I didn't use any sophisticated tools, practically only toothpicks and a blade. I do have a special rolling pin, but you can also use a bottle or a glue tube or anything round and smooth.  


 

So to begin with, I made tomatoes, bell peppers, cabbage and carrots. First rule, that I had already adopted when making bread, is that no commercial clay is quite the colour you can use directly - you need to mix and mix and not compromise. For instance, I should have added more yellow to carrots. You also have to work a lot on texture to make veggies look realistic, and every now and then I had to check my fridge to see, for instance, how exactly bell pepper stalk sat. I had never really considered that every vegetable has a different shape of stalk, or how the indents go in tomatoes and bell peppers, and so on. The cabbage was the most time-consuming, since you had to make 12 separate leaves in three different shades of green, shape them, add texture and carefully layer upon each other. It took me three attempts to feel satisfied. After baking, I applied fimo varnish to peppers, tomatoes and carrots. 

Just to give you a sense of how much better your minis are when you take the time to develop your skills, I took some "Then and Now" pictures.

 

 

The bottom row is cucumbers, and the new ones I made from a tutorial I wasn't very happy with, so I found another one, and you can see the difference.

 

 

For cucumbers and quite a few other veggies I made later, you need to blend two colours of clay to create a smooth, gradual transition. Again, I had never considered that there are no sharp colour borders in nature. Blending is done by folding and rolling out clay until you drop dead. It can be done in a pasta machine if you have one. I don't so I did it all manually.
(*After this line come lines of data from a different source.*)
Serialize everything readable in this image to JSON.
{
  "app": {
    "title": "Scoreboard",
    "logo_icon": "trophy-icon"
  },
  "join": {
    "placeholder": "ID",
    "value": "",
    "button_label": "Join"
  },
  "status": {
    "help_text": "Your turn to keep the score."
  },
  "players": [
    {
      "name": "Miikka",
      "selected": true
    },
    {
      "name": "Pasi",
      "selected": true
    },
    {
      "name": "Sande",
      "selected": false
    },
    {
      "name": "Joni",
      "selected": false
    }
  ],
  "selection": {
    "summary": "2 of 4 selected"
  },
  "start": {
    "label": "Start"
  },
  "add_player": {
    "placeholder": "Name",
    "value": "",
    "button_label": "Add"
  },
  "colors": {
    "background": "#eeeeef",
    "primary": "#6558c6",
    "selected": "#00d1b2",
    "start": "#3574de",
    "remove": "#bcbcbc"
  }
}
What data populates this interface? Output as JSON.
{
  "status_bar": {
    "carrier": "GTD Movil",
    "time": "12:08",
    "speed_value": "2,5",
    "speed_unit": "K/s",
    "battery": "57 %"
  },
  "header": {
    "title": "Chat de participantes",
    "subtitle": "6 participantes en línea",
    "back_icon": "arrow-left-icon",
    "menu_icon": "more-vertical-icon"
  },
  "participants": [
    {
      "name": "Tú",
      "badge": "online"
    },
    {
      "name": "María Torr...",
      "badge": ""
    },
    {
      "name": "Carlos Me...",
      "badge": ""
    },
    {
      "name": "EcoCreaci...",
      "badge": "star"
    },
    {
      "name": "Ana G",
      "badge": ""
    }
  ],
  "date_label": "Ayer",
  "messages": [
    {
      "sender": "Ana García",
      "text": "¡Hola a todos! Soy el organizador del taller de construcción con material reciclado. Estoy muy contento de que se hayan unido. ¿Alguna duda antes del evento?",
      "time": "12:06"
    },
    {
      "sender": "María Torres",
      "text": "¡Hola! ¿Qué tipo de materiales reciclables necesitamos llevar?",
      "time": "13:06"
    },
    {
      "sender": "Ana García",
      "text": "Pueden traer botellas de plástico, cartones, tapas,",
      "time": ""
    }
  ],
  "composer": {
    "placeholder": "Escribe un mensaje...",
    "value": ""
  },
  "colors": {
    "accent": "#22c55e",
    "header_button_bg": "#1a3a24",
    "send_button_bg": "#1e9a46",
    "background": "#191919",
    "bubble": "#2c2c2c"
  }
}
No shortcuts. It took me a long time to understand and then practice, but it makes such a difference. Just look at these leeks.



or radish, or rhubarb.

You cannot get this effect by painting. 

So I went on, from more simple and straightforward veggies to more complicated, learning as I went.

 


 
Cauliflowers were quite demanding, as were broccoli - they had to be assembled one by one; but the patissons were just a joy to make, as were pumpkins. I only used toothpicks for shaping.


 
For pumpkins and patissons, I used chalk pastels before baking, just as with breads, layering from the palest to the darkest. After baking, I used varnish.

Aubergines and butternut squash were easy. 



But for courgettes, that are the same shape, it was necessary first to make a cane of two colours to create stripes. 

 

Artichokes and asparagus were very demanding. First, you had to pre-bake the stalks, then add the teeny tiny leaves one by one. Then paint with pastels before final baking.



Beans and peas were relatively easy, but because they have to be very small if they are in scale with the other veggies, it was exacting work. I used a magnifying glass.

 



Beetroot, fennel and onions needed colour transition again: 


And garlic, in addition to colour transition, also needed to be arranged in a braid. 



For corn on cob, I found a tutorial with a very smart technique using mesh for texture. 


 

Here are some more Then and Now pictures: 






My self-esteem has soared. I now know that I can make anything from polymer clay, it is just a matter of practice - like with everything else. I am not in a hurry and can spend hours on just one vegetable until I am fully satisfied.

Now you may wonder how I am going to display all these vegetables in my little market stall. Come back soon, and I will show you. 


To be continued.